What the exercise asks: Scan the records and identify every line in which the string "умолчанию" occurs, then return those lines.

Start of Recorded data

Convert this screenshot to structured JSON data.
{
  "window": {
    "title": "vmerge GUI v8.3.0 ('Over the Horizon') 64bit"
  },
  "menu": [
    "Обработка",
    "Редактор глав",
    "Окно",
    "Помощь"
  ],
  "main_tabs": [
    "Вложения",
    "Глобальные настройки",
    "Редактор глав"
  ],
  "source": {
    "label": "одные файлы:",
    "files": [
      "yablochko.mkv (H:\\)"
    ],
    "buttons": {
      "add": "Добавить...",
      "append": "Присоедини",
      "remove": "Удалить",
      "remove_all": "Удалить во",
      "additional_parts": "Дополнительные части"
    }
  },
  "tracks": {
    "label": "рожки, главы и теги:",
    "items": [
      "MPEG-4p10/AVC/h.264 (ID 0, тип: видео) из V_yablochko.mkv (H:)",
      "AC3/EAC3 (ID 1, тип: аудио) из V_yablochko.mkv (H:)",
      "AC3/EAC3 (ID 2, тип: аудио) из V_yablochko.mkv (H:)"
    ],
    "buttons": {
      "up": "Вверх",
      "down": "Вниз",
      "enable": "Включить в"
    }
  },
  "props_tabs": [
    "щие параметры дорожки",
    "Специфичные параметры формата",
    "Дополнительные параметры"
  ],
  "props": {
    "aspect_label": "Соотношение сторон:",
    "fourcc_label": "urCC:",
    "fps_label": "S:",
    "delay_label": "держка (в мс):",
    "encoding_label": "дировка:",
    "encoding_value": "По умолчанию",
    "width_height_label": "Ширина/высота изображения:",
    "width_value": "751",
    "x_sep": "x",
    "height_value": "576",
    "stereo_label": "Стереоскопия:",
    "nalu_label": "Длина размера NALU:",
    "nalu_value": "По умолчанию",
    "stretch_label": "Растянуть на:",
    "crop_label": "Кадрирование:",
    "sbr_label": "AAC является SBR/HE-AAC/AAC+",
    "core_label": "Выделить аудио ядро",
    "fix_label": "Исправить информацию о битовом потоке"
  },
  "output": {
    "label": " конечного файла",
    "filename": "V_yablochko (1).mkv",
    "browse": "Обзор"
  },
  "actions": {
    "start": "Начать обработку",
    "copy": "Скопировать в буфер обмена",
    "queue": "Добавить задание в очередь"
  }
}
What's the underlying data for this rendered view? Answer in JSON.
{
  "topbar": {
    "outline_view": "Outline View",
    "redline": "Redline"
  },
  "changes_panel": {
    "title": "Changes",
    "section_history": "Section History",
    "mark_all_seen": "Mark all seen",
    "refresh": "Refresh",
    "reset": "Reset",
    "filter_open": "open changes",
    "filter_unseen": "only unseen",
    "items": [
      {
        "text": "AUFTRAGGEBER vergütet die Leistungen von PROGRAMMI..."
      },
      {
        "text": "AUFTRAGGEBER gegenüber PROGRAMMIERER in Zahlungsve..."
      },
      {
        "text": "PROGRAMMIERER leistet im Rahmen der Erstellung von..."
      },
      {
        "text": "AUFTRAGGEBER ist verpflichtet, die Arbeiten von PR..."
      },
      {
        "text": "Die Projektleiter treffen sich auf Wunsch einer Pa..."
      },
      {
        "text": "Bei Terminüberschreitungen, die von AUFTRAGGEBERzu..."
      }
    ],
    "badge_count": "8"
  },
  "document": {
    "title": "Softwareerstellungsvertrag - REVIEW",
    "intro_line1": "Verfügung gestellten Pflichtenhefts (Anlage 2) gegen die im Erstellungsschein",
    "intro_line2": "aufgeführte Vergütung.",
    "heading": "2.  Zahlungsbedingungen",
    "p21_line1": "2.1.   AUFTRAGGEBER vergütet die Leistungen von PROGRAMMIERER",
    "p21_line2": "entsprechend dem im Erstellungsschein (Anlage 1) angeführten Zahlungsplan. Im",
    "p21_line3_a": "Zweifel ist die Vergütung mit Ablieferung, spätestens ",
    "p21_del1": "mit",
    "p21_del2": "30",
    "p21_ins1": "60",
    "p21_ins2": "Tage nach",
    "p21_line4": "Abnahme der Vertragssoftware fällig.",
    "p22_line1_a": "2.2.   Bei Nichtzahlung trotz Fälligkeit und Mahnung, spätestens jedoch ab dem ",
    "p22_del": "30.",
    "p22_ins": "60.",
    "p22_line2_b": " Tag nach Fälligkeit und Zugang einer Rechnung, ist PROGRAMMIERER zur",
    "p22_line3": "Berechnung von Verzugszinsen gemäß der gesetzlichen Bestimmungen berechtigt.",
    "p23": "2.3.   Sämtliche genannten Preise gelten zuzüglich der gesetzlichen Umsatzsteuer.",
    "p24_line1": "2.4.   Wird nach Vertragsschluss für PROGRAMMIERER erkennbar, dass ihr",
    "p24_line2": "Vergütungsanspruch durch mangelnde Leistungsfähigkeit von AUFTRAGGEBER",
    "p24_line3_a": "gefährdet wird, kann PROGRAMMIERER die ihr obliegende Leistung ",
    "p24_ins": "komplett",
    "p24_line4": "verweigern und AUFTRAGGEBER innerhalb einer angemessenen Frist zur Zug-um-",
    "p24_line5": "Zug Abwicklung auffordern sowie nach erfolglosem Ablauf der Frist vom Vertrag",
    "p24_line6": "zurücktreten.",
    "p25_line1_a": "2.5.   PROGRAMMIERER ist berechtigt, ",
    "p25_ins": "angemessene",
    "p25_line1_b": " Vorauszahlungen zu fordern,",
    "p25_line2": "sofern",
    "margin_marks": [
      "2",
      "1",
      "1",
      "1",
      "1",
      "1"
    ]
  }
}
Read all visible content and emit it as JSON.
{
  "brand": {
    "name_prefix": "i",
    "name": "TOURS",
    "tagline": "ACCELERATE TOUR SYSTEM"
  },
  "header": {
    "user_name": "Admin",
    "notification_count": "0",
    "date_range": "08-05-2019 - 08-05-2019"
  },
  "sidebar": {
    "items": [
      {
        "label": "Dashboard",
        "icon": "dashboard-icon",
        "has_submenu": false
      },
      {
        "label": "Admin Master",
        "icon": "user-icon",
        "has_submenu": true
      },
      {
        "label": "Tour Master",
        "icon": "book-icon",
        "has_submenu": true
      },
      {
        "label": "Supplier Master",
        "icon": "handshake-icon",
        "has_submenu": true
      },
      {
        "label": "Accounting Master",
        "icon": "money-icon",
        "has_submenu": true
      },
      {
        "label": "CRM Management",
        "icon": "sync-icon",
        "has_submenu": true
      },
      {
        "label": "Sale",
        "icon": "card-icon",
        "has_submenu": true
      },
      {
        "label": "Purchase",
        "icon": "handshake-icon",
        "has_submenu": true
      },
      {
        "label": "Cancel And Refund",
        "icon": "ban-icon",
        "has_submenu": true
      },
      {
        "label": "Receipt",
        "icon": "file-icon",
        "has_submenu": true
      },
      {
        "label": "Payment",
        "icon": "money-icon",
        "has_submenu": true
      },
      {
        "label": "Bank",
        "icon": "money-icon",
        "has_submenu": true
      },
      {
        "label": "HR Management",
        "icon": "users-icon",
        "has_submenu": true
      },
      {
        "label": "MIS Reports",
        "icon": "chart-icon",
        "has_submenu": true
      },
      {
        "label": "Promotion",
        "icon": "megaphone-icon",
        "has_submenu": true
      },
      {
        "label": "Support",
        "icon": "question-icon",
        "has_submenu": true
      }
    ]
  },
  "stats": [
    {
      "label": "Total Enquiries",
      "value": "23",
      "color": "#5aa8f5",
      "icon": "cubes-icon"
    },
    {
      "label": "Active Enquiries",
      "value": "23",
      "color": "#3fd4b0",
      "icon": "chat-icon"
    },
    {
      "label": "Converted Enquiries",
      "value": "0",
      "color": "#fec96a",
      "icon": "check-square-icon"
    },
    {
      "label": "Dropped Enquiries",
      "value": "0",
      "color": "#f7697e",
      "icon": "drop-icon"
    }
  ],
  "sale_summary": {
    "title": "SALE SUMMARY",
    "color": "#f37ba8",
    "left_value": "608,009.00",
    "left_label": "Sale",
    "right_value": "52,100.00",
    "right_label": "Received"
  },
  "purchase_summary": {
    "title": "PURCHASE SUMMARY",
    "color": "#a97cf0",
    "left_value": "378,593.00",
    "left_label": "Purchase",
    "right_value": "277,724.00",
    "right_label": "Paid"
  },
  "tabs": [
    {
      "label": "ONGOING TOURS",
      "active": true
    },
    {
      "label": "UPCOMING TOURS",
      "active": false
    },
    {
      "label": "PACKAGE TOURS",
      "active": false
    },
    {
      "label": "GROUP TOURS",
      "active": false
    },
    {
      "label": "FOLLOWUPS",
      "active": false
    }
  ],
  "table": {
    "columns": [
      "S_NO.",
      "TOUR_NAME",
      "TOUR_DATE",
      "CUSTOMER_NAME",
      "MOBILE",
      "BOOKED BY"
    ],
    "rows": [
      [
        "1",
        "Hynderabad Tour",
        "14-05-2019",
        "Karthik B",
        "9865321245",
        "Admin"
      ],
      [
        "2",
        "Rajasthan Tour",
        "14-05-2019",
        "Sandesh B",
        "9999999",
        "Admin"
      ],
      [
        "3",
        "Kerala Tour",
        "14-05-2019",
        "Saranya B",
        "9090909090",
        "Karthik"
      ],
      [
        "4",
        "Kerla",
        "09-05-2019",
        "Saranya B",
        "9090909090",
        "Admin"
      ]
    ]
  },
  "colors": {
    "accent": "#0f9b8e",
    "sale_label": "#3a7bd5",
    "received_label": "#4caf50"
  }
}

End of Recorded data

Written reply:
    "encoding_value": "По умолчанию",
    "nalu_value": "По умолчанию",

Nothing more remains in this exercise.